Assignment:
Down to the last line, retype the records below exactly and skip the pictures.
━━━━━━━━
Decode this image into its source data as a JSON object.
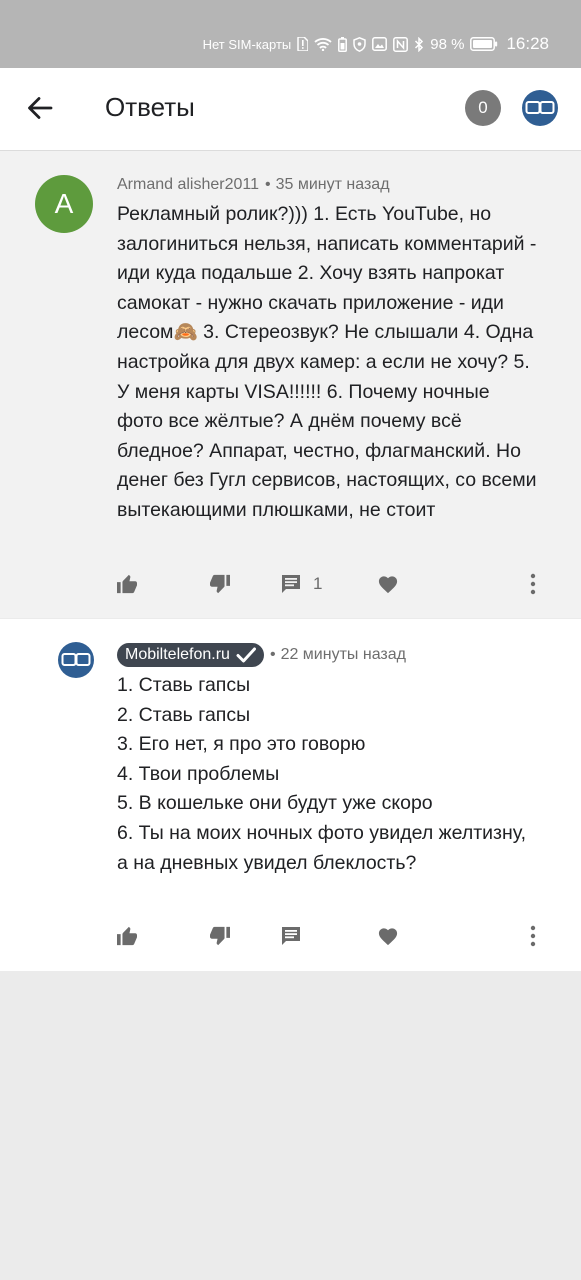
{
  "status_bar": {
    "carrier": "Нет SIM-карты",
    "battery_percent": "98 %",
    "time": "16:28",
    "icons": [
      "sim-alert-icon",
      "wifi-icon",
      "battery-saver-icon",
      "vpn-shield-icon",
      "image-notification-icon",
      "nfc-icon",
      "bluetooth-icon",
      "battery-icon"
    ]
  },
  "app_bar": {
    "title": "Ответы",
    "badge_count": "0",
    "icons": [
      "arrow-back-icon",
      "channel-avatar-icon"
    ]
  },
  "parent_comment": {
    "avatar_letter": "A",
    "avatar_color": "#5e9b3d",
    "author": "Armand alisher2011",
    "time": "35 минут назад",
    "text": "Рекламный ролик?))) 1. Есть YouTube, но залогиниться нельзя, написать комментарий - иди куда подальше 2. Хочу взять напрокат самокат - нужно скачать приложение - иди лесом🙈 3. Стереозвук? Не слышали 4. Одна настройка для двух камер: а если не хочу? 5. У меня карты VISA!!!!!! 6. Почему ночные фото все жёлтые? А днём почему всё бледное? Аппарат, честно, флагманский. Но денег без Гугл сервисов, настоящих, со всеми вытекающими плюшками, не стоит",
    "reply_count": "1"
  },
  "reply": {
    "author": "Mobiltelefon.ru",
    "verified": true,
    "time": "22 минуты назад",
    "lines": [
      "1. Ставь гапсы",
      "2. Ставь гапсы",
      "3. Его нет, я про это говорю",
      "4. Твои проблемы",
      "5. В кошельке они будут уже скоро",
      "6. Ты на моих ночных фото увидел желтизну, а на дневных увидел блеклость?"
    ]
  },
  "colors": {
    "status_bar": "#b5b5b5",
    "channel_blue": "#2f5e93",
    "icon_gray": "#6b6b6b",
    "parent_bg": "#f2f2f2",
    "page_bg": "#ebebeb"
  }
}
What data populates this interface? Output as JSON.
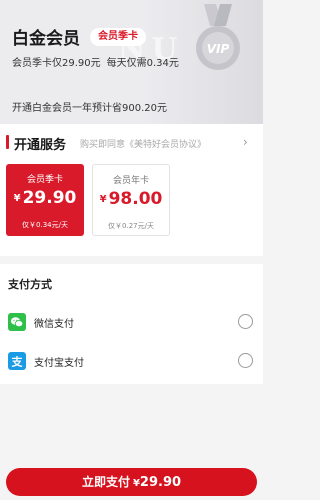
{
  "header": {
    "title": "白金会员",
    "tag": "会员季卡",
    "price_info": "会员季卡仅29.90元",
    "daily_info": "每天仅需0.34元",
    "saving_info": "开通白金会员一年预计省900.20元",
    "watermark": "NU",
    "medal_text": "VIP"
  },
  "service": {
    "title": "开通服务",
    "agreement": "购买即同意《美特好会员协议》",
    "arrow": "›",
    "plans": [
      {
        "name": "会员季卡",
        "currency": "¥",
        "price": "29.90",
        "daily": "仅￥0.34元/天",
        "selected": true
      },
      {
        "name": "会员年卡",
        "currency": "¥",
        "price": "98.00",
        "daily": "仅￥0.27元/天",
        "selected": false
      }
    ]
  },
  "payment": {
    "title": "支付方式",
    "methods": [
      {
        "label": "微信支付",
        "icon": "wechat-pay-icon"
      },
      {
        "label": "支付宝支付",
        "icon": "alipay-icon"
      }
    ]
  },
  "footer": {
    "pay_label": "立即支付",
    "currency": "¥",
    "amount": "29.90"
  },
  "colors": {
    "accent": "#d91a2a",
    "wechat": "#2fc04a",
    "alipay": "#1a9be6"
  }
}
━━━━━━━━
Written solution:
Decode this image into its source data as a JSON object.
{
  "status_bar": {
    "carrier": "Нет SIM-карты",
    "battery_percent": "98 %",
    "time": "16:28",
    "icons": [
      "sim-alert-icon",
      "wifi-icon",
      "battery-saver-icon",
      "vpn-shield-icon",
      "image-notification-icon",
      "nfc-icon",
      "bluetooth-icon",
      "battery-icon"
    ]
  },
  "app_bar": {
    "title": "Ответы",
    "badge_count": "0",
    "icons": [
      "arrow-back-icon",
      "channel-avatar-icon"
    ]
  },
  "parent_comment": {
    "avatar_letter": "A",
    "avatar_color": "#5e9b3d",
    "author": "Armand alisher2011",
    "time": "35 минут назад",
    "text": "Рекламный ролик?))) 1. Есть YouTube, но залогиниться нельзя, написать комментарий - иди куда подальше 2. Хочу взять напрокат самокат - нужно скачать приложение - иди лесом🙈 3. Стереозвук? Не слышали 4. Одна настройка для двух камер: а если не хочу? 5. У меня карты VISA!!!!!! 6. Почему ночные фото все жёлтые? А днём почему всё бледное? Аппарат, честно, флагманский. Но денег без Гугл сервисов, настоящих, со всеми вытекающими плюшками, не стоит",
    "reply_count": "1"
  },
  "reply": {
    "author": "Mobiltelefon.ru",
    "verified": true,
    "time": "22 минуты назад",
    "lines": [
      "1. Ставь гапсы",
      "2. Ставь гапсы",
      "3. Его нет, я про это говорю",
      "4. Твои проблемы",
      "5. В кошельке они будут уже скоро",
      "6. Ты на моих ночных фото увидел желтизну, а на дневных увидел блеклость?"
    ]
  },
  "colors": {
    "status_bar": "#b5b5b5",
    "channel_blue": "#2f5e93",
    "icon_gray": "#6b6b6b",
    "parent_bg": "#f2f2f2",
    "page_bg": "#ebebeb"
  }
}
What data populates this interface? Output as JSON.
{
  "header": {
    "title": "白金会员",
    "tag": "会员季卡",
    "price_info": "会员季卡仅29.90元",
    "daily_info": "每天仅需0.34元",
    "saving_info": "开通白金会员一年预计省900.20元",
    "watermark": "NU",
    "medal_text": "VIP"
  },
  "service": {
    "title": "开通服务",
    "agreement": "购买即同意《美特好会员协议》",
    "arrow": "›",
    "plans": [
      {
        "name": "会员季卡",
        "currency": "¥",
        "price": "29.90",
        "daily": "仅￥0.34元/天",
        "selected": true
      },
      {
        "name": "会员年卡",
        "currency": "¥",
        "price": "98.00",
        "daily": "仅￥0.27元/天",
        "selected": false
      }
    ]
  },
  "payment": {
    "title": "支付方式",
    "methods": [
      {
        "label": "微信支付",
        "icon": "wechat-pay-icon"
      },
      {
        "label": "支付宝支付",
        "icon": "alipay-icon"
      }
    ]
  },
  "footer": {
    "pay_label": "立即支付",
    "currency": "¥",
    "amount": "29.90"
  },
  "colors": {
    "accent": "#d91a2a",
    "wechat": "#2fc04a",
    "alipay": "#1a9be6"
  }
}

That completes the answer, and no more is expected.